[SUPPLIED RECORDS Boundary: Start]

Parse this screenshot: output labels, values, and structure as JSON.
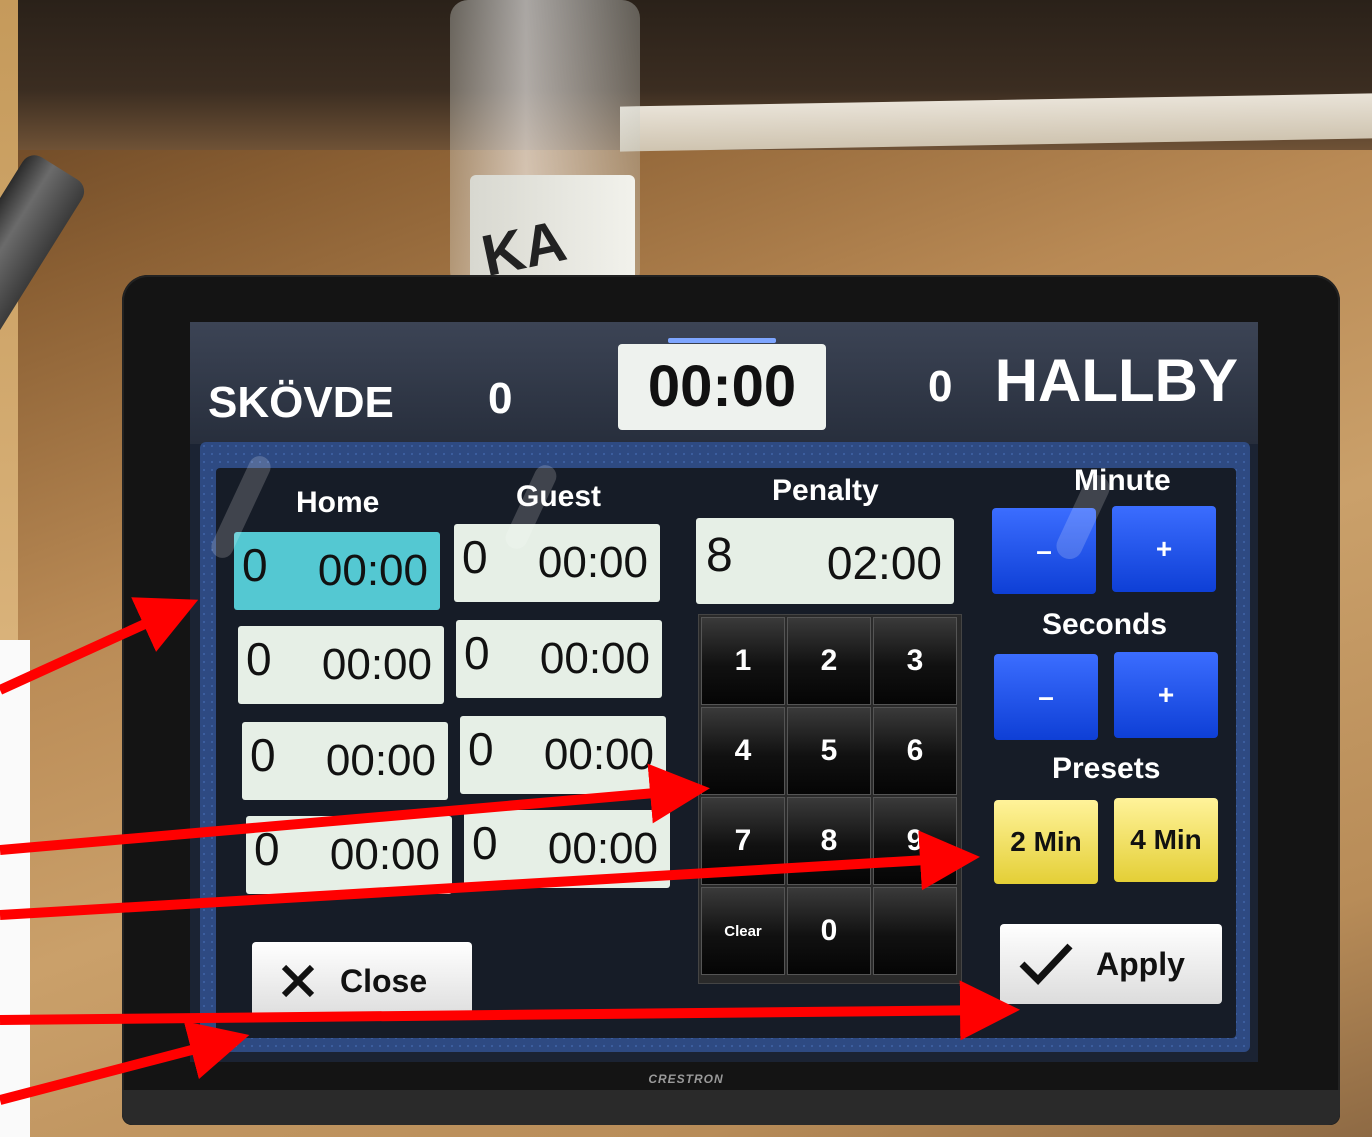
{
  "scoreboard": {
    "home_team": "SKÖVDE",
    "home_score": "0",
    "clock": "00:00",
    "guest_score": "0",
    "guest_team": "HALLBY"
  },
  "penalty_panel": {
    "home_header": "Home",
    "guest_header": "Guest",
    "penalty_header": "Penalty",
    "home_slots": [
      {
        "number": "0",
        "time": "00:00"
      },
      {
        "number": "0",
        "time": "00:00"
      },
      {
        "number": "0",
        "time": "00:00"
      },
      {
        "number": "0",
        "time": "00:00"
      }
    ],
    "guest_slots": [
      {
        "number": "0",
        "time": "00:00"
      },
      {
        "number": "0",
        "time": "00:00"
      },
      {
        "number": "0",
        "time": "00:00"
      },
      {
        "number": "0",
        "time": "00:00"
      }
    ],
    "penalty_entry": {
      "number": "8",
      "time": "02:00"
    },
    "keypad": [
      "1",
      "2",
      "3",
      "4",
      "5",
      "6",
      "7",
      "8",
      "9",
      "Clear",
      "0",
      ""
    ],
    "minute_label": "Minute",
    "seconds_label": "Seconds",
    "minus": "–",
    "plus": "+",
    "presets_label": "Presets",
    "preset_2": "2 Min",
    "preset_4": "4 Min",
    "close_label": "Close",
    "apply_label": "Apply"
  },
  "device": {
    "brand": "CRESTRON",
    "bottle_text": "KA"
  },
  "colors": {
    "active_slot": "#54c8d2",
    "blue_button": "#1d50f0",
    "preset_yellow": "#efe05a",
    "arrow_red": "#ff0000"
  }
}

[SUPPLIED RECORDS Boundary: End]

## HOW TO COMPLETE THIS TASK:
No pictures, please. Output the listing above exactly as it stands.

## RESULT:
Parse this screenshot: output labels, values, and structure as JSON.
{
  "scoreboard": {
    "home_team": "SKÖVDE",
    "home_score": "0",
    "clock": "00:00",
    "guest_score": "0",
    "guest_team": "HALLBY"
  },
  "penalty_panel": {
    "home_header": "Home",
    "guest_header": "Guest",
    "penalty_header": "Penalty",
    "home_slots": [
      {
        "number": "0",
        "time": "00:00"
      },
      {
        "number": "0",
        "time": "00:00"
      },
      {
        "number": "0",
        "time": "00:00"
      },
      {
        "number": "0",
        "time": "00:00"
      }
    ],
    "guest_slots": [
      {
        "number": "0",
        "time": "00:00"
      },
      {
        "number": "0",
        "time": "00:00"
      },
      {
        "number": "0",
        "time": "00:00"
      },
      {
        "number": "0",
        "time": "00:00"
      }
    ],
    "penalty_entry": {
      "number": "8",
      "time": "02:00"
    },
    "keypad": [
      "1",
      "2",
      "3",
      "4",
      "5",
      "6",
      "7",
      "8",
      "9",
      "Clear",
      "0",
      ""
    ],
    "minute_label": "Minute",
    "seconds_label": "Seconds",
    "minus": "–",
    "plus": "+",
    "presets_label": "Presets",
    "preset_2": "2 Min",
    "preset_4": "4 Min",
    "close_label": "Close",
    "apply_label": "Apply"
  },
  "device": {
    "brand": "CRESTRON",
    "bottle_text": "KA"
  },
  "colors": {
    "active_slot": "#54c8d2",
    "blue_button": "#1d50f0",
    "preset_yellow": "#efe05a",
    "arrow_red": "#ff0000"
  }
}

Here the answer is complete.